A lot of really great responses here. I generally agree with most of what people have said. I try to keep an open mind to all player feedback, but have some very clear lines I draw. If I can accommodate players with little cost I'll gladly do it. But I won't undermine my own design goals in the process. Clarity is the key to feedback for me, the better I can understand where people are coming from the more I can hone in on a potential solution. I'm not a mind reader so if someone is displeased with one of my quests but can't say why, there's nothing I can do to help them. Feedback in the form of suggestions can be rather hit or miss. Sometimes it's spot on, but like Mani Kanina and others have said, often times non-designers really don't know what they're talking about. The absolute best feedback you can receive is detailed, clearly written, informed, and fits with the creator's design.
When it comes to giving feedback myself, I'm a bit torn between the reviewer and critic sides. A lot of the time players will not actually look at reviews when picking out a quest so the one who stands to gain the most from it is the designer. But then it can also seem rude and demanding to be talking at the questmaker directly. I usually end up with a somewhat confused middle ground. I've been drifting away from using a score based system since it's often reductive, boiling something very objective down to a more rigid measurement. It's important for things like database sorting, but it's also easy to take it way more seriously than it deserves. I think the reason I write reviews is just to get my thoughts at the moment written down somewhere. That somewhere doesn't necessarily have to be public, but a short reply, a liked comment, or maybe even a more detailed and thought out response, these things are nice. Means someone saw some kind of value in what I had to say.
The most reasonable accommodations are always low effort, low impact things. Small bugfixes are a great example. Few people want a buggy game, so the developer and player share a common interest there usually. It's pretty much a no brainer to fix them if there's time. Next would be small editor tweaks like adding a shortcut, presuming it doesn't interfere with the game's intent. The further reaching the change goes and the more the developer has to bend over backwards, the less reasonable it becomes. By the time it gets to the point of "make your whole game easier/harder so I can enjoy it," well...Don't be surprised if you get a half baked compromise of a system.
Also, this entire matter is somewhat ironic considering moosh (the author of this thread) made a huge update and restructuring of their quest based on my critique of it. As should be clear by my views expressed so far, I don't think that was necessarily a good thing.
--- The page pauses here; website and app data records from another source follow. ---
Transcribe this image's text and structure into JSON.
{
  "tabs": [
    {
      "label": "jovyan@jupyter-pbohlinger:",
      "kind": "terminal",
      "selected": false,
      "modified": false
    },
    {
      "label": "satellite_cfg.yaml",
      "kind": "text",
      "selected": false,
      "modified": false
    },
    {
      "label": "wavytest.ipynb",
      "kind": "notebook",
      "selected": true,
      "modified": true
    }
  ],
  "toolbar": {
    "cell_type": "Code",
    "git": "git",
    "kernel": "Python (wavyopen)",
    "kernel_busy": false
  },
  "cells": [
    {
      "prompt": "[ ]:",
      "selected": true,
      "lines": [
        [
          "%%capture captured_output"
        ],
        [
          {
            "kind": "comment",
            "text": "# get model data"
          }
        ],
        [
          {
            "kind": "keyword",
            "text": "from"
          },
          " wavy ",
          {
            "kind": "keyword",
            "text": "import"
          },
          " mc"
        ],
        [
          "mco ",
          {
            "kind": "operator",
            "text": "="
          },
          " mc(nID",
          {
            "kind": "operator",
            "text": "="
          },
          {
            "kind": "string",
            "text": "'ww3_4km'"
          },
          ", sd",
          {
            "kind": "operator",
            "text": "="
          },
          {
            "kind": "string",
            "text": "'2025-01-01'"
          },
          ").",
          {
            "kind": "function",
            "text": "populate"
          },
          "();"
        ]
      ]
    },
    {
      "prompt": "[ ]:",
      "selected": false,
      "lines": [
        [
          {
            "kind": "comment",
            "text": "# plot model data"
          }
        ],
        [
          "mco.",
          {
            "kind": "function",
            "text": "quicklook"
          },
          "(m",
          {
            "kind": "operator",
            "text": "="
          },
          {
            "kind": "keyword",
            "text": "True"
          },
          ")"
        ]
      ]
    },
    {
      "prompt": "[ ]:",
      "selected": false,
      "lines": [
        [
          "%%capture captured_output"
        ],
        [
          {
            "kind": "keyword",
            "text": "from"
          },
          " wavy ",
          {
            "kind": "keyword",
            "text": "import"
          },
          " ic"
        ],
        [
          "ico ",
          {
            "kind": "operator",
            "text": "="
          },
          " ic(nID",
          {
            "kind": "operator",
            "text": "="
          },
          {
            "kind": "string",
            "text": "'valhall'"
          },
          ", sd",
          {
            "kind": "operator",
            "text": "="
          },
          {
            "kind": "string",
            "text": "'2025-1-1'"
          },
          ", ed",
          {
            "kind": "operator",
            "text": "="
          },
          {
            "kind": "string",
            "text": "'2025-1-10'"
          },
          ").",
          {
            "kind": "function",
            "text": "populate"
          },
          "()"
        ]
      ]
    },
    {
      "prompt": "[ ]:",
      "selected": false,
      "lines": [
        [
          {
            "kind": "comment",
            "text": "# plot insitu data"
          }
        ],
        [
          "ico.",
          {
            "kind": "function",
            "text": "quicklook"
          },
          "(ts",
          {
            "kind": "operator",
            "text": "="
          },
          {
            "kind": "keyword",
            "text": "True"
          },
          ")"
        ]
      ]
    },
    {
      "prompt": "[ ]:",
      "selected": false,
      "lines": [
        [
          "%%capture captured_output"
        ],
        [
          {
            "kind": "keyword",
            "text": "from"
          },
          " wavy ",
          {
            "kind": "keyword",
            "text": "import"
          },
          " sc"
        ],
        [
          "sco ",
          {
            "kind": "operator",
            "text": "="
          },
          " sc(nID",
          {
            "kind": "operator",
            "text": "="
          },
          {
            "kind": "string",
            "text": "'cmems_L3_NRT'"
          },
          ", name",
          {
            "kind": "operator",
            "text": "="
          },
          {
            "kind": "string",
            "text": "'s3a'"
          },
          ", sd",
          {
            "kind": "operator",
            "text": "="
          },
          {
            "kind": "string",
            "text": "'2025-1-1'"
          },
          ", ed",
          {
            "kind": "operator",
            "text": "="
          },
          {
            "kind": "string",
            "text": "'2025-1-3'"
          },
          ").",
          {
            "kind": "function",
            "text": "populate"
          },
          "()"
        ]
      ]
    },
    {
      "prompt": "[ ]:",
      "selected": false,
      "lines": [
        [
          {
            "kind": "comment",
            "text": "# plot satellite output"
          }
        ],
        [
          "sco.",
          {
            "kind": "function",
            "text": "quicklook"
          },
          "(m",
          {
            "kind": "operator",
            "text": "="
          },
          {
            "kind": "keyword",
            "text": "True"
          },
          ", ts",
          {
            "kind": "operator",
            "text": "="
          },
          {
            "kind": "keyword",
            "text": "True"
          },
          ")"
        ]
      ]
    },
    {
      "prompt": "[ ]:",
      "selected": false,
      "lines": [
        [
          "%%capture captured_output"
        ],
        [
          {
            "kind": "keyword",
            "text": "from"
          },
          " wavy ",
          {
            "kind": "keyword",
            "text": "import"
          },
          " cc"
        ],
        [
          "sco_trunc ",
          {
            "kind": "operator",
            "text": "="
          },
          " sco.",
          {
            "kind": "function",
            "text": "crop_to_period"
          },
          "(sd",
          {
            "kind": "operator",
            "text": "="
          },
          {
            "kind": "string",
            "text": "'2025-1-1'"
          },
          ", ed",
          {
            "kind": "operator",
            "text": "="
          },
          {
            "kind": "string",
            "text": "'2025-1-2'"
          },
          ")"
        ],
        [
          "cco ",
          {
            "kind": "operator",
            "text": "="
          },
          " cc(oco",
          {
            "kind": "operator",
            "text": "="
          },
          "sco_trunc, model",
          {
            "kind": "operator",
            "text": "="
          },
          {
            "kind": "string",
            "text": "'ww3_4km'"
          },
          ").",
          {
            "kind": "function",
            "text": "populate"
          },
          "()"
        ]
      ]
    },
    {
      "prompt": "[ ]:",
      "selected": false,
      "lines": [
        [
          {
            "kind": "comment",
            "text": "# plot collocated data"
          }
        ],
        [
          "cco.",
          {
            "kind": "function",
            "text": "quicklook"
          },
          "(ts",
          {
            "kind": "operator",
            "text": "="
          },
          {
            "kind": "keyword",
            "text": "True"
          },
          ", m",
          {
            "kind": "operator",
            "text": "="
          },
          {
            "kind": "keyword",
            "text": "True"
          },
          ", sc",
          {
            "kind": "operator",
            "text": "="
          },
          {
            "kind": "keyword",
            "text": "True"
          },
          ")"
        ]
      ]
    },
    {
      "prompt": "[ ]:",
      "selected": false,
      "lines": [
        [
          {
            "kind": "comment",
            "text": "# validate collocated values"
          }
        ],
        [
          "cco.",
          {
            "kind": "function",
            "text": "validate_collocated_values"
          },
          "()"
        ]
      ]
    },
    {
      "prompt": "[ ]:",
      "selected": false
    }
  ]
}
This was actually something in the back of my brain while writing the topic. Ultimately I'm happy with everything added in that update and I do think it was the right call, but it did have some unintended side effects due to the age of the quest. The new content casts the old in a different light, making the quest seem more polished the deeper you go in instead of the consistent level of jank it used to have. And a few criticisms in the original review weren't actually even addressed. I mostly used it as a catalyst to go off doing my own thing taking a few of the more notable points and running with them.
However, if you look to games where players are paying money for the game it could then be argued that they are "the boss". Not any single player holds this "boss" status but as a collective, the playerbase is able to influence the quest-maker's final say because as a collective, the playerbase can stop funding the game and this would spell disaster for any commercial game. Therefore in that instance, the playerbase is "the boss" and is able to bark orders that a developer is more or less compelled to follow.
Technically this can still happen with fangames to a degree. It's just more subtle because there's less of a noticeable measure of how well a game "sells" and the success of the game has no impact on the designer's livelihood. But most of us still do want our target audiences to actually play what we make and that implies designing something they'd want to play, giving them a small degree of "boss"-ness. Of course what we do is so niche to begin with you can pick and choose and almost always find an audience of some size.
Edited by Moosh, 31 July 2020 - 11:32 PM.